[Records from a collection]
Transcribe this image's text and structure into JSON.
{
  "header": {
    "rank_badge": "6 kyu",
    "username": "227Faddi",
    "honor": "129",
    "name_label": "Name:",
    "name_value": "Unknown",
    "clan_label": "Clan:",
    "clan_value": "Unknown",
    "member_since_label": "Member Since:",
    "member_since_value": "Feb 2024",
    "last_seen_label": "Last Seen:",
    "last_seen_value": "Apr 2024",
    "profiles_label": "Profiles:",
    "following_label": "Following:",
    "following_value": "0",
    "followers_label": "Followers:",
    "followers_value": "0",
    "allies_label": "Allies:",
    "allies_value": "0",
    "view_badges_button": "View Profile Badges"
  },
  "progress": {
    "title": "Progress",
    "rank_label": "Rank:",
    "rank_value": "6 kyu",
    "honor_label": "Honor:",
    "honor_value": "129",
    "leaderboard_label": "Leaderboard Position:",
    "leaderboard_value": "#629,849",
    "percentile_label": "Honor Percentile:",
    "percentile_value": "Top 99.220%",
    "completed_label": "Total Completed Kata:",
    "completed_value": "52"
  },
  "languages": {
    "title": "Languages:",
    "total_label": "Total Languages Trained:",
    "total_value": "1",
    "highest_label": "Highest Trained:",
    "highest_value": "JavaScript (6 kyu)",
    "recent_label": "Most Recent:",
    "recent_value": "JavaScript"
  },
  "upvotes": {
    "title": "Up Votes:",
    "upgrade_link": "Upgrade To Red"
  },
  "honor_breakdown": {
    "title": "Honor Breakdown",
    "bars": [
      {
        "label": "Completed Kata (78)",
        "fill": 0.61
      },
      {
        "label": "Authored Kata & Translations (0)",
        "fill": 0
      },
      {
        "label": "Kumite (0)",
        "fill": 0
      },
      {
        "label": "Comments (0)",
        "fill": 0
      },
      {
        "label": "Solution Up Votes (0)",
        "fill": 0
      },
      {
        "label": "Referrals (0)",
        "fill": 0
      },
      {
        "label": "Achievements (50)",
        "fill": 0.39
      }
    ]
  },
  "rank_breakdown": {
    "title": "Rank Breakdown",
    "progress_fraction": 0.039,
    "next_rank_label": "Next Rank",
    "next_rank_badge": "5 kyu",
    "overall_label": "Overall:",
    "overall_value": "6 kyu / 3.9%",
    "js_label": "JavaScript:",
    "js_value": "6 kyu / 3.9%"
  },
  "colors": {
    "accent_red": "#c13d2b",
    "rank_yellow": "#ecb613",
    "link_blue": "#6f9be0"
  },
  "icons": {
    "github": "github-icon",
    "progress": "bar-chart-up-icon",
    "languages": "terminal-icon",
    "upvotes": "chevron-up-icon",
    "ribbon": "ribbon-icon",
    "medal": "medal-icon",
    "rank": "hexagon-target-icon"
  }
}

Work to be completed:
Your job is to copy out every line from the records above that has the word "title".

Response box:
    "title": "Progress",
    "title": "Languages:",
    "title": "Up Votes:",
    "title": "Honor Breakdown",
    "title": "Rank Breakdown",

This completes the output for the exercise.